This site is operated by a business or businesses owned by Informa PLC and all copyright resides with them. Informa PLC's registered office is 5 Howick Place, London SW1P 1WG. Registered in England and Wales. Number 8860726.

Big Gulp of soda, bigger chance of cancer

TAGS: General
sugary drink
Soda consumption may greatly increase the risk of developing rare biliary tract cancers, according to research.

A soda habit could rot your teeth, make you fat, weaken your bones, make you wheeze, and even boost your chances of a heart attack. But if you need another reason to stay away from sugary beverages, a new study suggests that drinking the stuff may increase risk of getting rare gallbladder and bile duct cancers.

Researchers at the Karolinska Institute in Sweden analyzed survey data on the eating and drinking habits of more than 70,000 adults, then followed them for more than 13 years to see if any cancers developed. People who drank two or more sugar-sweetened drinks a day had more than twice the risk of developing gallbladder tumors and a 79 percent higher risk of getting biliary tract cancer, based on the results.
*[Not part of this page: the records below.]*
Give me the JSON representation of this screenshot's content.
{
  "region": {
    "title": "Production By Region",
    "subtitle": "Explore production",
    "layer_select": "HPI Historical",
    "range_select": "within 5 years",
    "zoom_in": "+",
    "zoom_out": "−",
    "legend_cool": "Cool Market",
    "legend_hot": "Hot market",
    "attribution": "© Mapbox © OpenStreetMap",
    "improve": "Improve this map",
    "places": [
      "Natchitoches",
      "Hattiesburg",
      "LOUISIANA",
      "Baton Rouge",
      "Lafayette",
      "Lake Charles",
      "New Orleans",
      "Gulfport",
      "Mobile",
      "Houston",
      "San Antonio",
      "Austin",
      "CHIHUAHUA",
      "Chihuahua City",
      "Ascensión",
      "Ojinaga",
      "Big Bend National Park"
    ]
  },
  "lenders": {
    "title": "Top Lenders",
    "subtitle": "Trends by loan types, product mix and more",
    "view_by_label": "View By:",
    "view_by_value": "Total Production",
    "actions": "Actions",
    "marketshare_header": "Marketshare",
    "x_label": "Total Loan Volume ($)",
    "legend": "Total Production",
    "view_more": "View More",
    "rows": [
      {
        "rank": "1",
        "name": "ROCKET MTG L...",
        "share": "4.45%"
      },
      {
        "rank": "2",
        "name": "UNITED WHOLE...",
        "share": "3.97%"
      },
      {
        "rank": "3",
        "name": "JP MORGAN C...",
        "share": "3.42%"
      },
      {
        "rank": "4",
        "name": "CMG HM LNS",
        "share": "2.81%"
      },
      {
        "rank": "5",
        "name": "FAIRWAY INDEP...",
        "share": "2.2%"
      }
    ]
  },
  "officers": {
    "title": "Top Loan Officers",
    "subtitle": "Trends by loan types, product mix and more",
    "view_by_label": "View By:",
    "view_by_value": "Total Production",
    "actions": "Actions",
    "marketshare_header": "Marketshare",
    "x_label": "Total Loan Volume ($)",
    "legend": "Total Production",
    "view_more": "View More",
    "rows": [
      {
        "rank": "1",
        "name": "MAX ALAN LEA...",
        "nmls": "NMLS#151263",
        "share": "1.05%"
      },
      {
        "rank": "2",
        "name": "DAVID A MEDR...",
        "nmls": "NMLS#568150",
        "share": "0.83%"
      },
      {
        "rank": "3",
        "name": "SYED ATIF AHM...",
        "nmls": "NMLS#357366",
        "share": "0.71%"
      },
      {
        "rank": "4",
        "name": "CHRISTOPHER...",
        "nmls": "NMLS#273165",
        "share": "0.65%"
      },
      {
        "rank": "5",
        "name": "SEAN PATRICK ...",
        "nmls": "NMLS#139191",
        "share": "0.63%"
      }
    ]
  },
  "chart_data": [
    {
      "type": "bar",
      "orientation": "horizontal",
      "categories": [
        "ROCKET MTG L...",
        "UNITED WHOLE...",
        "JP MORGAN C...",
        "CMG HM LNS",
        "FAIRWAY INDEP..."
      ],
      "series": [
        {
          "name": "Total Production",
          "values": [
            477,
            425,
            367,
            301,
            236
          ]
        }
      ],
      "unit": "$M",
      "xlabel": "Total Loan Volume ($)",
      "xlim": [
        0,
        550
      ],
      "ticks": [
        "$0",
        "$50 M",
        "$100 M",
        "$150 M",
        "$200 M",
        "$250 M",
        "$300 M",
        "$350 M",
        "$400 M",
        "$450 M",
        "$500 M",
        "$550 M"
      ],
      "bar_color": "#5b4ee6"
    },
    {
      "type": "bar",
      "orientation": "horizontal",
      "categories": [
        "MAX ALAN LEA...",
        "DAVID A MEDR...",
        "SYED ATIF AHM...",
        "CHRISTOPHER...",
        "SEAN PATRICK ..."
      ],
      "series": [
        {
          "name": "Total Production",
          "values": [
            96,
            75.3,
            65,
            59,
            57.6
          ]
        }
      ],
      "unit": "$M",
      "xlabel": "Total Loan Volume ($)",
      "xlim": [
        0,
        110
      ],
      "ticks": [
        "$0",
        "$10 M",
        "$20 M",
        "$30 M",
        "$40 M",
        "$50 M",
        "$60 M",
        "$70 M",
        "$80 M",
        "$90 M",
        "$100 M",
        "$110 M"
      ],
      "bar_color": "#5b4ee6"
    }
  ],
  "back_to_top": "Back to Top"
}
The research was published in the Journal of the National Cancer Institute.

It’s the first study to show a link between drinking sweetened beverages and the risk of biliary tract cancer, according to Reuters.

Though the study has its limitations, and the exact reasons for the connection between the soda and the tumors is unclear, the message is still simple, Igor Astsaturov, a medical oncologist at Fox Chase Cancer Center in Philadelphia (who wasn’t involved in the study), told the news source: "Regardless of the cause, it is easy enough to quench the thirst with water to stay fit and healthy."

Hide comments


  • Allowed HTML tags: <em> <strong> <blockquote> <br> <p>

Plain text

  • No HTML tags allowed.
  • Web page addresses and e-mail addresses turn into links automatically.
  • Lines and paragraphs break automatically.